START Provided records
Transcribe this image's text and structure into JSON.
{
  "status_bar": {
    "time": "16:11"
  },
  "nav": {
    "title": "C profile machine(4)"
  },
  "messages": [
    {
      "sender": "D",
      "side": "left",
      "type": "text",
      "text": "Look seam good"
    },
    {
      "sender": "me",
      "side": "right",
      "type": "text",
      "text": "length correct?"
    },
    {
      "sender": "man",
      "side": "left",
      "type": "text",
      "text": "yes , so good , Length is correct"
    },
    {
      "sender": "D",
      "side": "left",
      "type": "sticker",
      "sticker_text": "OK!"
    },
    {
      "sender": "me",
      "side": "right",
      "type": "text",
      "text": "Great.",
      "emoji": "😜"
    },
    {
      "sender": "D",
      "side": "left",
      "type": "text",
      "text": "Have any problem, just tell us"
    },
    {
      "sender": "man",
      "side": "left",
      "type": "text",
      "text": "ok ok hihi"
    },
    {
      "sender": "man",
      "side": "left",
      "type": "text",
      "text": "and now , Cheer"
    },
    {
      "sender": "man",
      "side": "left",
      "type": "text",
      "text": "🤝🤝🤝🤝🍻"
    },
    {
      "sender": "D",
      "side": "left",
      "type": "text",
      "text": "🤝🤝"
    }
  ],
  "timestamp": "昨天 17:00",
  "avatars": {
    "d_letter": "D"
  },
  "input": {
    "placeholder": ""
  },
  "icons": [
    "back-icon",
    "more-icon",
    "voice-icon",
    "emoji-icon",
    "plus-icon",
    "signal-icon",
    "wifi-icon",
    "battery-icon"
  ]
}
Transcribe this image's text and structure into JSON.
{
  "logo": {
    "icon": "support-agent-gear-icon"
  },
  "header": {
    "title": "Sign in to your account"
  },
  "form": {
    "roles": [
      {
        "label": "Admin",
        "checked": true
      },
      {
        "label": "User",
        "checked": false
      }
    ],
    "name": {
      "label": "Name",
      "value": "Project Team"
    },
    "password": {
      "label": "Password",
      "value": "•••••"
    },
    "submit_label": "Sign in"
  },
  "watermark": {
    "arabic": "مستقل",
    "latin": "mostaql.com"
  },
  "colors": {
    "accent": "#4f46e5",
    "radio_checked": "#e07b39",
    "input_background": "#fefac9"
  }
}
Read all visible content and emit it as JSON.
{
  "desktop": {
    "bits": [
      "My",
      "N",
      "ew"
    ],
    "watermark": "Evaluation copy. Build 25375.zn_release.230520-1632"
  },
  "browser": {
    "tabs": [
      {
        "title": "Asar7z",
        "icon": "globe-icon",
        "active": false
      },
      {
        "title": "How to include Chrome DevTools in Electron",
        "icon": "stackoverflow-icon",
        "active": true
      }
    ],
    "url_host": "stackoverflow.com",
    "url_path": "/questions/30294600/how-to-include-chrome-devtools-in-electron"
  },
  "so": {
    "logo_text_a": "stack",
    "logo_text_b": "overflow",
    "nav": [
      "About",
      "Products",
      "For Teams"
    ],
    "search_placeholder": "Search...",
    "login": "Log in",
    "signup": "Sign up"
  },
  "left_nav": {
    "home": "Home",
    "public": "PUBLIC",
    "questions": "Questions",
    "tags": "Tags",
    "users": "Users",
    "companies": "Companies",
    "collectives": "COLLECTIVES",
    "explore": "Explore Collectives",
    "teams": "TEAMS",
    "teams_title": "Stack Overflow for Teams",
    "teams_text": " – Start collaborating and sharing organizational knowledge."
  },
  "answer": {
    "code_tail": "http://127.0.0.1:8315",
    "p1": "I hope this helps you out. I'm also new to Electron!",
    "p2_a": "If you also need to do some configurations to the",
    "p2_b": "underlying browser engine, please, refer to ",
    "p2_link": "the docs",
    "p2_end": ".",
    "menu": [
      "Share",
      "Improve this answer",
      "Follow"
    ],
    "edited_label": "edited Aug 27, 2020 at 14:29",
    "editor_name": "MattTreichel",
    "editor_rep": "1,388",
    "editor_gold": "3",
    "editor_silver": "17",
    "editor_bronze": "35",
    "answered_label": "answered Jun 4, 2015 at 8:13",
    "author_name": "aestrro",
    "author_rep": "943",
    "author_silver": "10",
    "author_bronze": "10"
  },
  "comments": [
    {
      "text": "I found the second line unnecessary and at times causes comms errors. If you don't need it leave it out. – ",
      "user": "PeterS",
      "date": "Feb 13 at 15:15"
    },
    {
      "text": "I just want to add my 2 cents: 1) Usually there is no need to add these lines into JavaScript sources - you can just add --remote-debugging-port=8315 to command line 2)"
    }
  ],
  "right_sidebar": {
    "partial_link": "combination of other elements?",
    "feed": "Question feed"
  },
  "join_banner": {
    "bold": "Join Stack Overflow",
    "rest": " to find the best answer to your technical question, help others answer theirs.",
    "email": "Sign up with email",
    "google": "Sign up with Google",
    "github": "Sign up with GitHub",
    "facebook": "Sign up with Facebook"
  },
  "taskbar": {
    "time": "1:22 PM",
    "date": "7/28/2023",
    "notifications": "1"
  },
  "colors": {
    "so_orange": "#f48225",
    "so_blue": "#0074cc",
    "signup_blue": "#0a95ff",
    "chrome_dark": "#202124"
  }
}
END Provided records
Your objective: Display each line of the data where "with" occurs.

Expected answer:
    "email": "Sign up with email",
    "google": "Sign up with Google",
    "github": "Sign up with GitHub",
    "facebook": "Sign up with Facebook"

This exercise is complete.